* _Aim of the exercise_
Set down all of the records exactly, leaving none out.

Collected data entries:
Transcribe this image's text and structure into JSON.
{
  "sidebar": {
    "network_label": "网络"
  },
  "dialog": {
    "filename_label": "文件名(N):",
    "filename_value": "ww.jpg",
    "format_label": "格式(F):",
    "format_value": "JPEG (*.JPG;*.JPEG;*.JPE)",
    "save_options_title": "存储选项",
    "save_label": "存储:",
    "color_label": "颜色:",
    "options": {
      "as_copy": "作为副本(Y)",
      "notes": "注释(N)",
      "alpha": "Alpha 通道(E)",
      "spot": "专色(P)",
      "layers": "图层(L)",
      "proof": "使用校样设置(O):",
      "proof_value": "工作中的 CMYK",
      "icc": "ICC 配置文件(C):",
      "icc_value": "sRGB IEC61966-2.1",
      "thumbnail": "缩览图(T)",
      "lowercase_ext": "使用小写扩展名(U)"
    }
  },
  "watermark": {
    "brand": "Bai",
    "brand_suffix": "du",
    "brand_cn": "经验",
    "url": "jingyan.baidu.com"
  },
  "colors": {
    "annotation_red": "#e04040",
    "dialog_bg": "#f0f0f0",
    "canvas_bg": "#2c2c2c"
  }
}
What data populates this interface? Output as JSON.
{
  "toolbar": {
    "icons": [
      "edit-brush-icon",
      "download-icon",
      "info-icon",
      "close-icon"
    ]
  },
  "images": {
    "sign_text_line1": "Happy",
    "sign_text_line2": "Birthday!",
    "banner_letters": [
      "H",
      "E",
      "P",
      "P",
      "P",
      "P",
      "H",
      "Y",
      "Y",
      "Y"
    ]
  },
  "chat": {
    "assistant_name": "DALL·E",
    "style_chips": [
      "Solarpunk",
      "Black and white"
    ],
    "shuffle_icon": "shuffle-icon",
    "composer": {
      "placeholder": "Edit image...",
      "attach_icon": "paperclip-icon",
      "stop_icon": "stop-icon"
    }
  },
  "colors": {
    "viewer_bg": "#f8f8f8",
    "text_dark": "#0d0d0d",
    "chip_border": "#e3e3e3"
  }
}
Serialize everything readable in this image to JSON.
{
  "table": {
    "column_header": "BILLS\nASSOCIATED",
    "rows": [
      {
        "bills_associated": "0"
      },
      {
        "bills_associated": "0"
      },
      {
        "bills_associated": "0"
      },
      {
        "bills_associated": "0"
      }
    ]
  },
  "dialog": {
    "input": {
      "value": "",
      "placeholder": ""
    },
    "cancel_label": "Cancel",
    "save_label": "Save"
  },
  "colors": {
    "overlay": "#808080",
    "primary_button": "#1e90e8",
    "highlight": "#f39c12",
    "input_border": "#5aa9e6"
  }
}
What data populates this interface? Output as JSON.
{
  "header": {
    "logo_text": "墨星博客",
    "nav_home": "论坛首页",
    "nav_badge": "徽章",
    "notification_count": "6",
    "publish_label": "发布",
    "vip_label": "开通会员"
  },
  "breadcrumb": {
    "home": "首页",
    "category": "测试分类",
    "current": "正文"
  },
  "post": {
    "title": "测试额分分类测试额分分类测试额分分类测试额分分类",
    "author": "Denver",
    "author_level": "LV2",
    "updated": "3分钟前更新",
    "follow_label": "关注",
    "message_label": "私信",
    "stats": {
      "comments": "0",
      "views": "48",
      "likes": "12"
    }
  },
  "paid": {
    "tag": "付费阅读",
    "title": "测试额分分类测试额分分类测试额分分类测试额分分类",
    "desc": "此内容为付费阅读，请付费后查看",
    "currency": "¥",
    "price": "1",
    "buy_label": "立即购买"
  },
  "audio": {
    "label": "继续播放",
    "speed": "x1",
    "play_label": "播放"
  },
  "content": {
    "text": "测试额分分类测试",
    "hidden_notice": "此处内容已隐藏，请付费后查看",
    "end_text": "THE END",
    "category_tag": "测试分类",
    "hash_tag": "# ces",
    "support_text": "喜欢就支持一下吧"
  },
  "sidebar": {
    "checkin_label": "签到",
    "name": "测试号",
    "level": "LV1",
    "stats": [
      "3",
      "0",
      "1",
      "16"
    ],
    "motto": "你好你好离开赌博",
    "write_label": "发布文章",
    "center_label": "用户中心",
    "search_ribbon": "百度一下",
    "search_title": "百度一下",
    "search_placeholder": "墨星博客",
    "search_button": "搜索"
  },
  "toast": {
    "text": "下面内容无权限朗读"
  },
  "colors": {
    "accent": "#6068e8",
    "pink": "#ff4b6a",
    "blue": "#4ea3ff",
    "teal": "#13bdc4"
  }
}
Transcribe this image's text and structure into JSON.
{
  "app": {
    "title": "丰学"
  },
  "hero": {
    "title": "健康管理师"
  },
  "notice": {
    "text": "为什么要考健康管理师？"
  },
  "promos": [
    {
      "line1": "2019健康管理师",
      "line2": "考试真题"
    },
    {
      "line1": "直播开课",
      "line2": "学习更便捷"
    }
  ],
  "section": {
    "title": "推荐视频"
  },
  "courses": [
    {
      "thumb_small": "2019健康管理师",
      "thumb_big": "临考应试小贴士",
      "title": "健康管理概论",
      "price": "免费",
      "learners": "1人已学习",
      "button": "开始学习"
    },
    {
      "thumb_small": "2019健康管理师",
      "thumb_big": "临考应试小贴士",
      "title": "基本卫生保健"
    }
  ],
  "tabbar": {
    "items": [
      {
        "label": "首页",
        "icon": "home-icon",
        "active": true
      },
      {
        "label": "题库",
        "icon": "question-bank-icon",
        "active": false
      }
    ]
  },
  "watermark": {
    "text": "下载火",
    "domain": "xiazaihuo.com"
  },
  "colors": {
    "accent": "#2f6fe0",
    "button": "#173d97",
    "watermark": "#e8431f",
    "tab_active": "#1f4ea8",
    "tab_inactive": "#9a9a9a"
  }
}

* _Your response_
Transcribe this image's text and structure into JSON.
{
  "sidebar": {
    "network_label": "网络"
  },
  "dialog": {
    "filename_label": "文件名(N):",
    "filename_value": "ww.jpg",
    "format_label": "格式(F):",
    "format_value": "JPEG (*.JPG;*.JPEG;*.JPE)",
    "save_options_title": "存储选项",
    "save_label": "存储:",
    "color_label": "颜色:",
    "options": {
      "as_copy": "作为副本(Y)",
      "notes": "注释(N)",
      "alpha": "Alpha 通道(E)",
      "spot": "专色(P)",
      "layers": "图层(L)",
      "proof": "使用校样设置(O):",
      "proof_value": "工作中的 CMYK",
      "icc": "ICC 配置文件(C):",
      "icc_value": "sRGB IEC61966-2.1",
      "thumbnail": "缩览图(T)",
      "lowercase_ext": "使用小写扩展名(U)"
    }
  },
  "watermark": {
    "brand": "Bai",
    "brand_suffix": "du",
    "brand_cn": "经验",
    "url": "jingyan.baidu.com"
  },
  "colors": {
    "annotation_red": "#e04040",
    "dialog_bg": "#f0f0f0",
    "canvas_bg": "#2c2c2c"
  }
}
What data populates this interface? Output as JSON.
{
  "toolbar": {
    "icons": [
      "edit-brush-icon",
      "download-icon",
      "info-icon",
      "close-icon"
    ]
  },
  "images": {
    "sign_text_line1": "Happy",
    "sign_text_line2": "Birthday!",
    "banner_letters": [
      "H",
      "E",
      "P",
      "P",
      "P",
      "P",
      "H",
      "Y",
      "Y",
      "Y"
    ]
  },
  "chat": {
    "assistant_name": "DALL·E",
    "style_chips": [
      "Solarpunk",
      "Black and white"
    ],
    "shuffle_icon": "shuffle-icon",
    "composer": {
      "placeholder": "Edit image...",
      "attach_icon": "paperclip-icon",
      "stop_icon": "stop-icon"
    }
  },
  "colors": {
    "viewer_bg": "#f8f8f8",
    "text_dark": "#0d0d0d",
    "chip_border": "#e3e3e3"
  }
}
Serialize everything readable in this image to JSON.
{
  "table": {
    "column_header": "BILLS\nASSOCIATED",
    "rows": [
      {
        "bills_associated": "0"
      },
      {
        "bills_associated": "0"
      },
      {
        "bills_associated": "0"
      },
      {
        "bills_associated": "0"
      }
    ]
  },
  "dialog": {
    "input": {
      "value": "",
      "placeholder": ""
    },
    "cancel_label": "Cancel",
    "save_label": "Save"
  },
  "colors": {
    "overlay": "#808080",
    "primary_button": "#1e90e8",
    "highlight": "#f39c12",
    "input_border": "#5aa9e6"
  }
}
What data populates this interface? Output as JSON.
{
  "header": {
    "logo_text": "墨星博客",
    "nav_home": "论坛首页",
    "nav_badge": "徽章",
    "notification_count": "6",
    "publish_label": "发布",
    "vip_label": "开通会员"
  },
  "breadcrumb": {
    "home": "首页",
    "category": "测试分类",
    "current": "正文"
  },
  "post": {
    "title": "测试额分分类测试额分分类测试额分分类测试额分分类",
    "author": "Denver",
    "author_level": "LV2",
    "updated": "3分钟前更新",
    "follow_label": "关注",
    "message_label": "私信",
    "stats": {
      "comments": "0",
      "views": "48",
      "likes": "12"
    }
  },
  "paid": {
    "tag": "付费阅读",
    "title": "测试额分分类测试额分分类测试额分分类测试额分分类",
    "desc": "此内容为付费阅读，请付费后查看",
    "currency": "¥",
    "price": "1",
    "buy_label": "立即购买"
  },
  "audio": {
    "label": "继续播放",
    "speed": "x1",
    "play_label": "播放"
  },
  "content": {
    "text": "测试额分分类测试",
    "hidden_notice": "此处内容已隐藏，请付费后查看",
    "end_text": "THE END",
    "category_tag": "测试分类",
    "hash_tag": "# ces",
    "support_text": "喜欢就支持一下吧"
  },
  "sidebar": {
    "checkin_label": "签到",
    "name": "测试号",
    "level": "LV1",
    "stats": [
      "3",
      "0",
      "1",
      "16"
    ],
    "motto": "你好你好离开赌博",
    "write_label": "发布文章",
    "center_label": "用户中心",
    "search_ribbon": "百度一下",
    "search_title": "百度一下",
    "search_placeholder": "墨星博客",
    "search_button": "搜索"
  },
  "toast": {
    "text": "下面内容无权限朗读"
  },
  "colors": {
    "accent": "#6068e8",
    "pink": "#ff4b6a",
    "blue": "#4ea3ff",
    "teal": "#13bdc4"
  }
}
Transcribe this image's text and structure into JSON.
{
  "app": {
    "title": "丰学"
  },
  "hero": {
    "title": "健康管理师"
  },
  "notice": {
    "text": "为什么要考健康管理师？"
  },
  "promos": [
    {
      "line1": "2019健康管理师",
      "line2": "考试真题"
    },
    {
      "line1": "直播开课",
      "line2": "学习更便捷"
    }
  ],
  "section": {
    "title": "推荐视频"
  },
  "courses": [
    {
      "thumb_small": "2019健康管理师",
      "thumb_big": "临考应试小贴士",
      "title": "健康管理概论",
      "price": "免费",
      "learners": "1人已学习",
      "button": "开始学习"
    },
    {
      "thumb_small": "2019健康管理师",
      "thumb_big": "临考应试小贴士",
      "title": "基本卫生保健"
    }
  ],
  "tabbar": {
    "items": [
      {
        "label": "首页",
        "icon": "home-icon",
        "active": true
      },
      {
        "label": "题库",
        "icon": "question-bank-icon",
        "active": false
      }
    ]
  },
  "watermark": {
    "text": "下载火",
    "domain": "xiazaihuo.com"
  },
  "colors": {
    "accent": "#2f6fe0",
    "button": "#173d97",
    "watermark": "#e8431f",
    "tab_active": "#1f4ea8",
    "tab_inactive": "#9a9a9a"
  }
}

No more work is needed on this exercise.